(DATA)
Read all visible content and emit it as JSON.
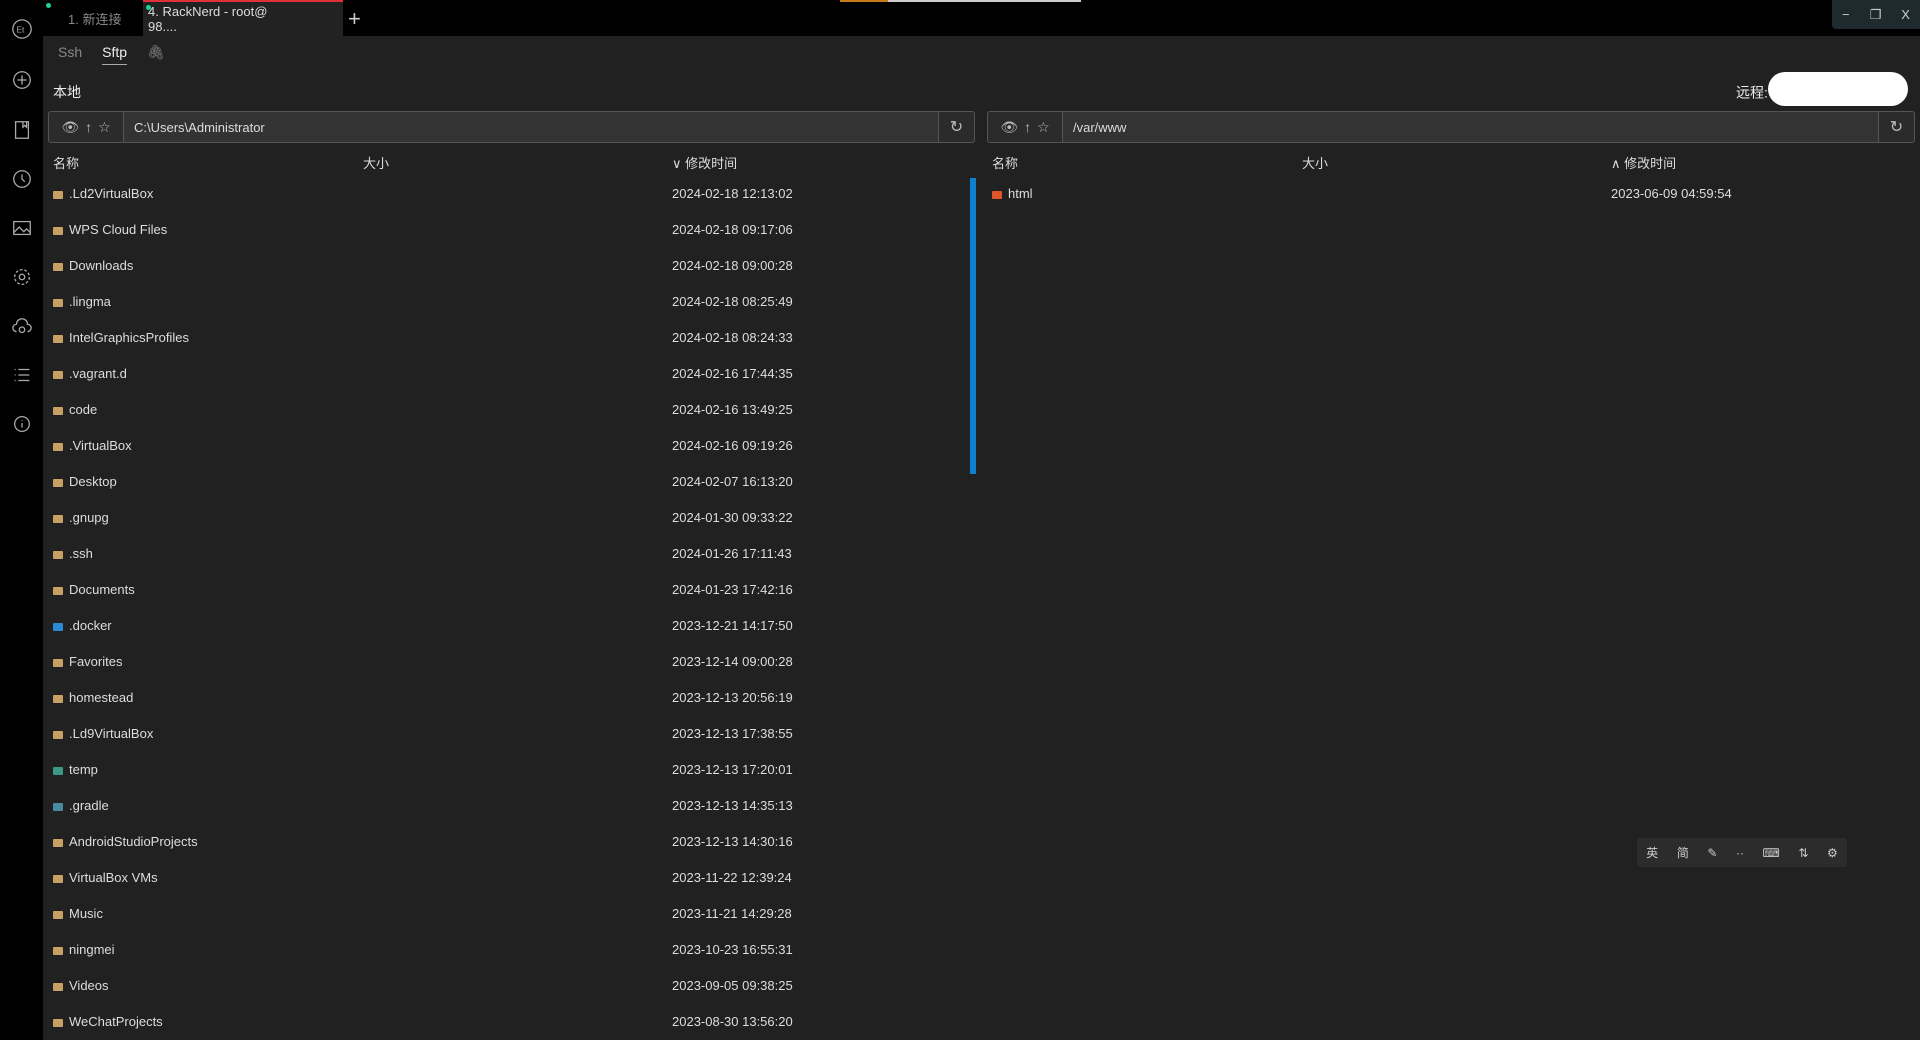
{
  "titlebar": {
    "tabs": [
      {
        "label": "1. 新连接"
      },
      {
        "label": "4. RackNerd - root@    98...."
      }
    ],
    "add_tab": "+",
    "progress_percent": 20,
    "window_controls": {
      "minimize": "−",
      "restore": "❐",
      "close": "X"
    }
  },
  "sidebar": {
    "icons": [
      "logo-icon",
      "add-icon",
      "bookmark-icon",
      "history-icon",
      "image-icon",
      "gear-icon",
      "cloud-sync-icon",
      "list-icon",
      "info-icon"
    ]
  },
  "subtabs": {
    "ssh": "Ssh",
    "sftp": "Sftp",
    "attach": "attach-icon"
  },
  "local": {
    "title": "本地",
    "path": "C:\\Users\\Administrator",
    "headers": {
      "name": "名称",
      "size": "大小",
      "mtime": "∨ 修改时间"
    },
    "files": [
      {
        "name": ".Ld2VirtualBox",
        "mtime": "2024-02-18 12:13:02",
        "icon": "folder"
      },
      {
        "name": "WPS Cloud Files",
        "mtime": "2024-02-18 09:17:06",
        "icon": "folder"
      },
      {
        "name": "Downloads",
        "mtime": "2024-02-18 09:00:28",
        "icon": "folder"
      },
      {
        "name": ".lingma",
        "mtime": "2024-02-18 08:25:49",
        "icon": "folder"
      },
      {
        "name": "IntelGraphicsProfiles",
        "mtime": "2024-02-18 08:24:33",
        "icon": "folder"
      },
      {
        "name": ".vagrant.d",
        "mtime": "2024-02-16 17:44:35",
        "icon": "folder"
      },
      {
        "name": "code",
        "mtime": "2024-02-16 13:49:25",
        "icon": "folder"
      },
      {
        "name": ".VirtualBox",
        "mtime": "2024-02-16 09:19:26",
        "icon": "folder"
      },
      {
        "name": "Desktop",
        "mtime": "2024-02-07 16:13:20",
        "icon": "folder"
      },
      {
        "name": ".gnupg",
        "mtime": "2024-01-30 09:33:22",
        "icon": "folder"
      },
      {
        "name": ".ssh",
        "mtime": "2024-01-26 17:11:43",
        "icon": "folder"
      },
      {
        "name": "Documents",
        "mtime": "2024-01-23 17:42:16",
        "icon": "folder"
      },
      {
        "name": ".docker",
        "mtime": "2023-12-21 14:17:50",
        "icon": "docker-folder"
      },
      {
        "name": "Favorites",
        "mtime": "2023-12-14 09:00:28",
        "icon": "folder"
      },
      {
        "name": "homestead",
        "mtime": "2023-12-13 20:56:19",
        "icon": "folder"
      },
      {
        "name": ".Ld9VirtualBox",
        "mtime": "2023-12-13 17:38:55",
        "icon": "folder"
      },
      {
        "name": "temp",
        "mtime": "2023-12-13 17:20:01",
        "icon": "temp-folder"
      },
      {
        "name": ".gradle",
        "mtime": "2023-12-13 14:35:13",
        "icon": "gradle-folder"
      },
      {
        "name": "AndroidStudioProjects",
        "mtime": "2023-12-13 14:30:16",
        "icon": "folder"
      },
      {
        "name": "VirtualBox VMs",
        "mtime": "2023-11-22 12:39:24",
        "icon": "folder"
      },
      {
        "name": "Music",
        "mtime": "2023-11-21 14:29:28",
        "icon": "folder"
      },
      {
        "name": "ningmei",
        "mtime": "2023-10-23 16:55:31",
        "icon": "folder"
      },
      {
        "name": "Videos",
        "mtime": "2023-09-05 09:38:25",
        "icon": "folder"
      },
      {
        "name": "WeChatProjects",
        "mtime": "2023-08-30 13:56:20",
        "icon": "folder"
      }
    ]
  },
  "remote": {
    "title": "远程:",
    "path": "/var/www",
    "headers": {
      "name": "名称",
      "size": "大小",
      "mtime": "∧ 修改时间"
    },
    "files": [
      {
        "name": "html",
        "mtime": "2023-06-09 04:59:54",
        "icon": "html-folder"
      }
    ]
  },
  "ime_toolbar": [
    "英",
    "简",
    "✎",
    "··",
    "⌨",
    "⇅",
    "⚙"
  ],
  "colors": {
    "folder": "#c8a165",
    "docker-folder": "#2a8ad6",
    "temp-folder": "#3a9a86",
    "gradle-folder": "#4a8aa0",
    "html-folder": "#e0562b",
    "scrollbar": "#0f7fcf",
    "accent": "#e0303a"
  }
}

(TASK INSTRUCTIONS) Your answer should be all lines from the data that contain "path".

(REPLY)
    "path": "C:\\Users\\Administrator",
    "path": "/var/www",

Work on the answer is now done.